In what follows we proceed as in Figure 1, using several data sets to fit a Normal, an Exponential, and a Weibull distribution. We will work with the same data sets used in the START sheets that discussed these empirical GoF procedures [7, 8, and 9]. In this way, the reader can compare the results for these two approaches and verify that they agree.

Figure 1. Area Goodness of Fit Test Conceptual Approach (Click to Zoom)

The procedure is as follows:

1. Divide the data range of X into k subintervals.

2. Count the number of data points in each subinterval (histogram).

3. Superimpose the PDF of the assumed (theoretical) distribution.

4. Compare the empirical (histogram) with theoretical (PDF).

5. If they agree (probabilistically) the distribution assumption is supported by the data.

6. If they do not, the assumption is most likely incorrect.
The formula for the Chi-Square Statistic is:

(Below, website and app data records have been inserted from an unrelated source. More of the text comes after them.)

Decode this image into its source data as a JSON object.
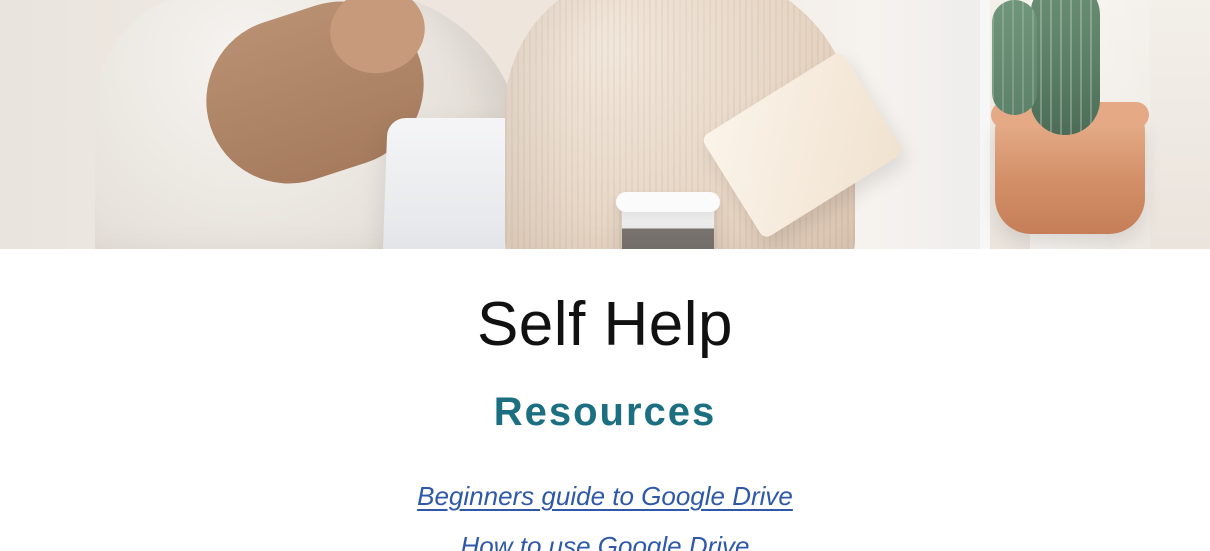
{
  "hero": {
    "image_alt": "People working at a laptop"
  },
  "main": {
    "title": "Self Help",
    "section_title": "Resources",
    "links": [
      {
        "label": "Beginners guide to Google Drive"
      },
      {
        "label": "How to use Google Drive"
      }
    ]
  },
  "colors": {
    "section_title": "#1b6f80",
    "link": "#2f59a8"
  }
}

 where ei expected number of data points in cell i (ei ≥ 5) oi actual (observed) number of data points in cell i; k total number of cells or subintervals in the range; n sample size for implementing the Chi-Square test (n ≥ 5*k) k total number of cells or range subintervals k -1- No. Estimated Parameters (nep); Chi-Square degrees of freedom (DF > 0) χ2γ is the Chi-Square distribution (table) with DF = γ